2004-May-11, 05:10 AM
I think I need some help with calculating stellar magnitudes and distances. The major problem is I haven't learned what a logarithm is. I heard somewhere it's the inverse of an exponent; could someone explain? And what are the formulas used to calculate apparent magnitude, absolute magnitude, and distance? I can usually do it, but I always forget since I don't what logarithms are. #-o In the science olympiad state competition, I had to calculate the absolute magnitude of Rigel, knowing its distance of 240 pc and an m of 0.1. I almost got burned on that question; luckily, I already knew it. :(

Help would be most appreciated.
Brady Yoon

Kullat Nunu
2004-May-11, 06:42 AM
With logarithms you can solve exponents.

(here ^ is exponent and _ subscript)

a^x = b <=> x = log_a(b)

For example, if you have to solve a equation 10^x = 100.

10^x = 100
log(10^x) = log(100)
x*log(10) = log(100)
x*1 = log(100)
x = 2.

log here is 10-based logarithm (log_10).
ln is e-based (log_e).
They are the most important logarithms.

You can find more about logarithms for example here (http://www.bbc.co.uk/education/asguru/maths/13pure/05exposandlogs/26logarithms/index.shtml).

Kullat Nunu
2004-May-11, 06:57 AM
You can get apparent and absolute magnitudes as well as distance from the distance modulus equation:

m - M = 5*log(r) - 5

where

m = apparent magnitude
M = absolute magnitude
r = distance in parsecs

Usually when distance need to be determined it is written as

r = 10^((5+m-M)/5)

Googling also helps: http://instruct1.cit.cornell.edu/courses/astro101/lec15.htm

Kullat Nunu
2004-May-11, 07:03 AM
Solution to your problem:

m - M = 5*log(r) - 5
M = m + 5 - 5*log(r)
M = 0.1 + 5 - 5*log(240)
M ~ 5.1 - 11.9
M = -6.8

Sounds right.

milli360
2004-May-11, 02:04 PM
With logarithms you can solve exponents.

(here ^ is exponent and _ subscript)

a^x = b <=> x = log_a(b)
As Kullat Nunu says there, logarithms and exponents are related--they're inverse operations.
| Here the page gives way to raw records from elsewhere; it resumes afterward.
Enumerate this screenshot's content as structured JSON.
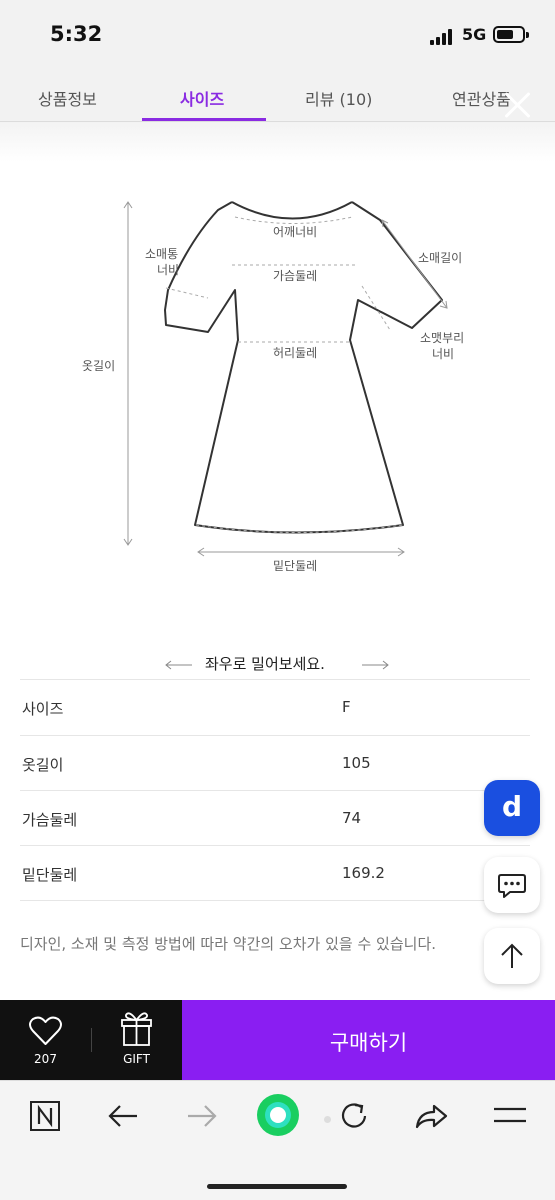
{
  "status": {
    "time": "5:32",
    "network": "5G"
  },
  "tabs": [
    {
      "label": "상품정보",
      "active": false
    },
    {
      "label": "사이즈",
      "active": true
    },
    {
      "label": "리뷰 (10)",
      "active": false
    },
    {
      "label": "연관상품",
      "active": false
    }
  ],
  "diagram_labels": {
    "shoulder": "어깨너비",
    "chest": "가슴둘레",
    "waist": "허리둘레",
    "hem": "밑단둘레",
    "length": "옷길이",
    "sleeve_width_1": "소매통",
    "sleeve_width_2": "너비",
    "sleeve_length": "소매길이",
    "cuff_1": "소맷부리",
    "cuff_2": "너비"
  },
  "swipe_hint": "좌우로 밀어보세요.",
  "size_table": [
    {
      "label": "사이즈",
      "value": "F"
    },
    {
      "label": "옷길이",
      "value": "105"
    },
    {
      "label": "가슴둘레",
      "value": "74"
    },
    {
      "label": "밑단둘레",
      "value": "169.2"
    }
  ],
  "note": "디자인, 소재 및 측정 방법에 따라 약간의 오차가 있을 수 있습니다.",
  "floating": {
    "d_label": "d"
  },
  "buybar": {
    "like_count": "207",
    "gift_label": "GIFT",
    "buy_label": "구매하기"
  },
  "colors": {
    "accent": "#8a1ef2",
    "tab_active": "#8a2be2",
    "d_button": "#1a4fe0",
    "naver_green": "#19ce60"
  },
  "toolbar_icons": [
    "naver-n-icon",
    "back-arrow-icon",
    "forward-arrow-icon",
    "green-circle-icon",
    "reload-icon",
    "share-icon",
    "menu-icon"
  ]
}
One "undoes" the other.

If you use your calculater and take the logarithm of 2, it will probably return a value of .30103 or thereabouts. That means the logarithm base is ten, so if you use .30103 as an exponent, 10^.30103, your answer will be 2, as you can check. The other base that is often found on calculators is the "natural" base, which is e, 2.71828

Since star magnitudes are exponential (a star 3 magnitudes brighter will be 2.512^3 brighter), logarithms come into play when you are trying to solve for the magnitude. (The value 2.512 was chosen so that a star 5 magnitudes brighter will be exactly 100 times brighter. It's equal to 100^(1/5), which is the same as 10^(2/5). )